WORK REQUEST: Lines with "appupgrdcmplt": how many are there in the listing below? Reply with the number only.

▶

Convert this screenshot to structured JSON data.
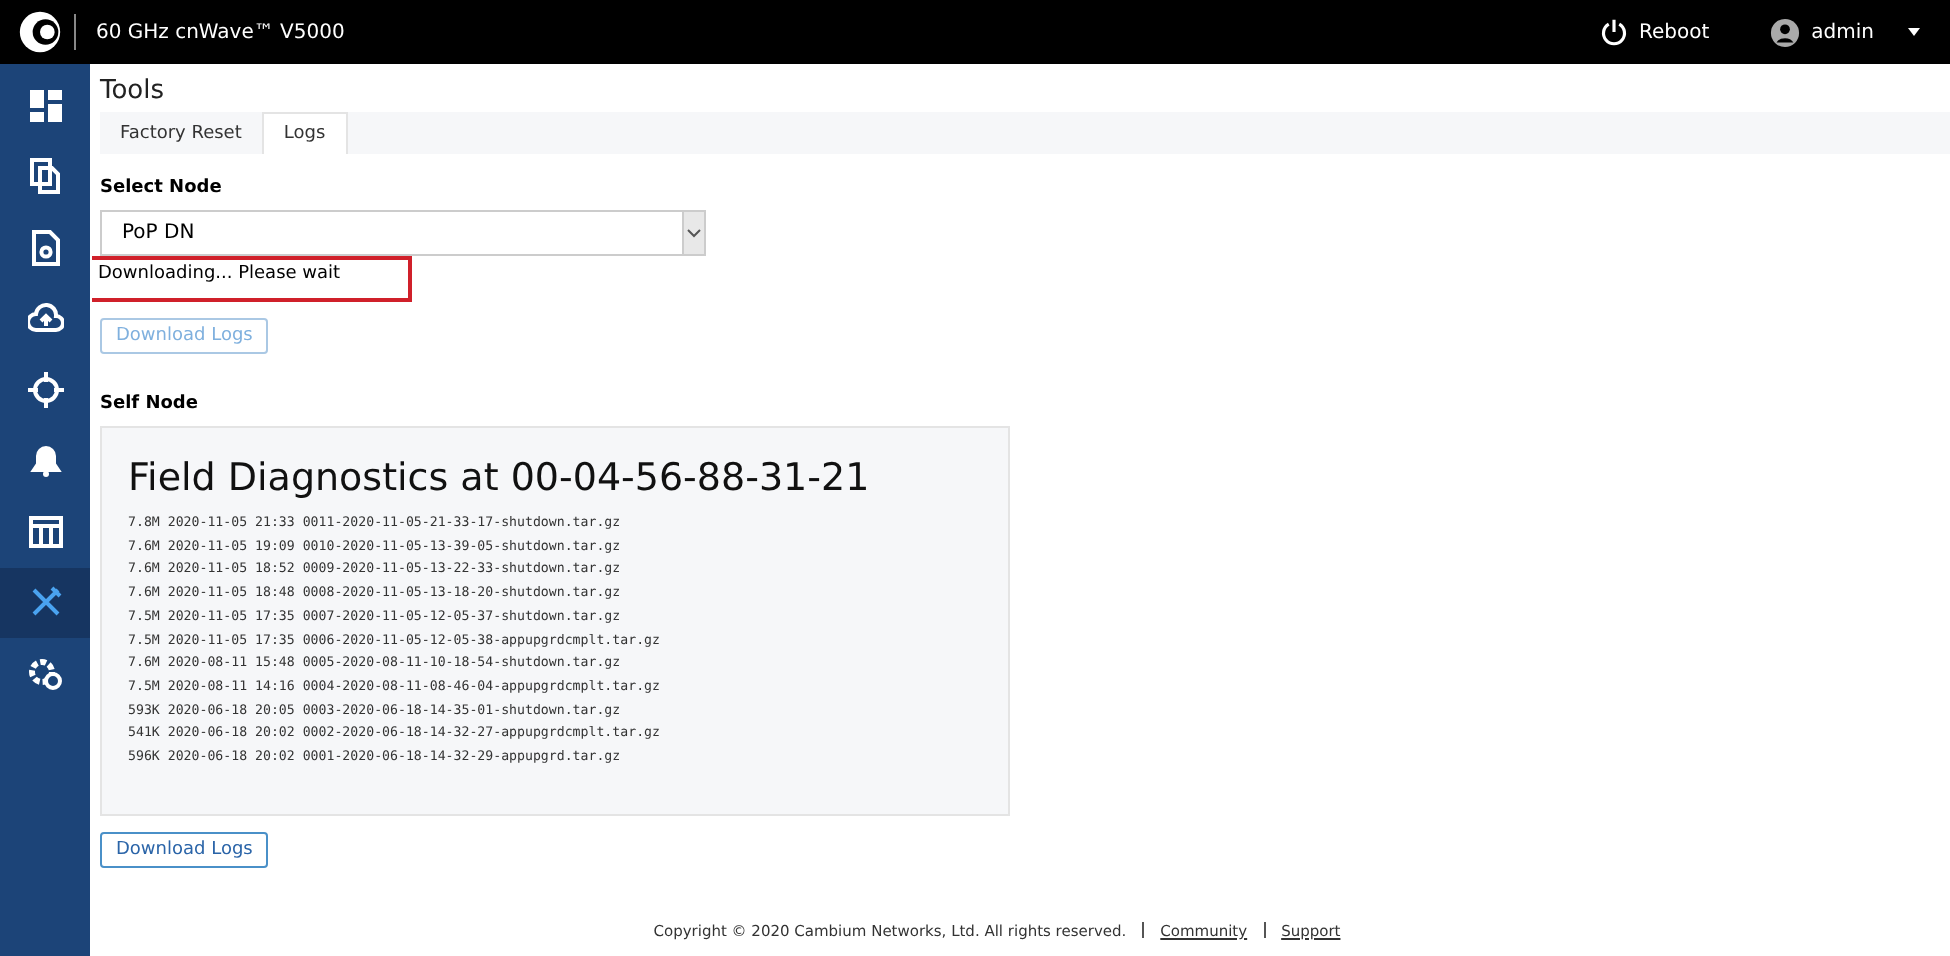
{
  "header": {
    "title": "60 GHz cnWave™ V5000",
    "reboot": "Reboot",
    "user": "admin"
  },
  "sidebar": {
    "items": [
      {
        "selected": false
      },
      {
        "selected": false
      },
      {
        "selected": false
      },
      {
        "selected": false
      },
      {
        "selected": false
      },
      {
        "selected": false
      },
      {
        "selected": false
      },
      {
        "selected": true
      },
      {
        "selected": false
      }
    ]
  },
  "page_title": "Tools",
  "tabs": [
    {
      "label": "Factory Reset",
      "selected": false
    },
    {
      "label": "Logs",
      "selected": true
    }
  ],
  "select_label": "Select Node",
  "select_value": "PoP DN",
  "status_message": "Downloading... Please wait",
  "download_button_top": {
    "label": "Download Logs",
    "disabled": true
  },
  "self_node_label": "Self Node",
  "diagnostics": {
    "title": "Field Diagnostics at 00-04-56-88-31-21",
    "lines": [
      "7.8M 2020-11-05 21:33 0011-2020-11-05-21-33-17-shutdown.tar.gz",
      "7.6M 2020-11-05 19:09 0010-2020-11-05-13-39-05-shutdown.tar.gz",
      "7.6M 2020-11-05 18:52 0009-2020-11-05-13-22-33-shutdown.tar.gz",
      "7.6M 2020-11-05 18:48 0008-2020-11-05-13-18-20-shutdown.tar.gz",
      "7.5M 2020-11-05 17:35 0007-2020-11-05-12-05-37-shutdown.tar.gz",
      "7.5M 2020-11-05 17:35 0006-2020-11-05-12-05-38-appupgrdcmplt.tar.gz",
      "7.6M 2020-08-11 15:48 0005-2020-08-11-10-18-54-shutdown.tar.gz",
      "7.5M 2020-08-11 14:16 0004-2020-08-11-08-46-04-appupgrdcmplt.tar.gz",
      "593K 2020-06-18 20:05 0003-2020-06-18-14-35-01-shutdown.tar.gz",
      "541K 2020-06-18 20:02 0002-2020-06-18-14-32-27-appupgrdcmplt.tar.gz",
      "596K 2020-06-18 20:02 0001-2020-06-18-14-32-29-appupgrd.tar.gz"
    ]
  },
  "download_button_bottom": {
    "label": "Download Logs",
    "disabled": false
  },
  "footer": {
    "copyright": "Copyright © 2020 Cambium Networks, Ltd. All rights reserved.",
    "links": [
      "Community",
      "Support"
    ]
  }
}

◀

SOLUTION: 3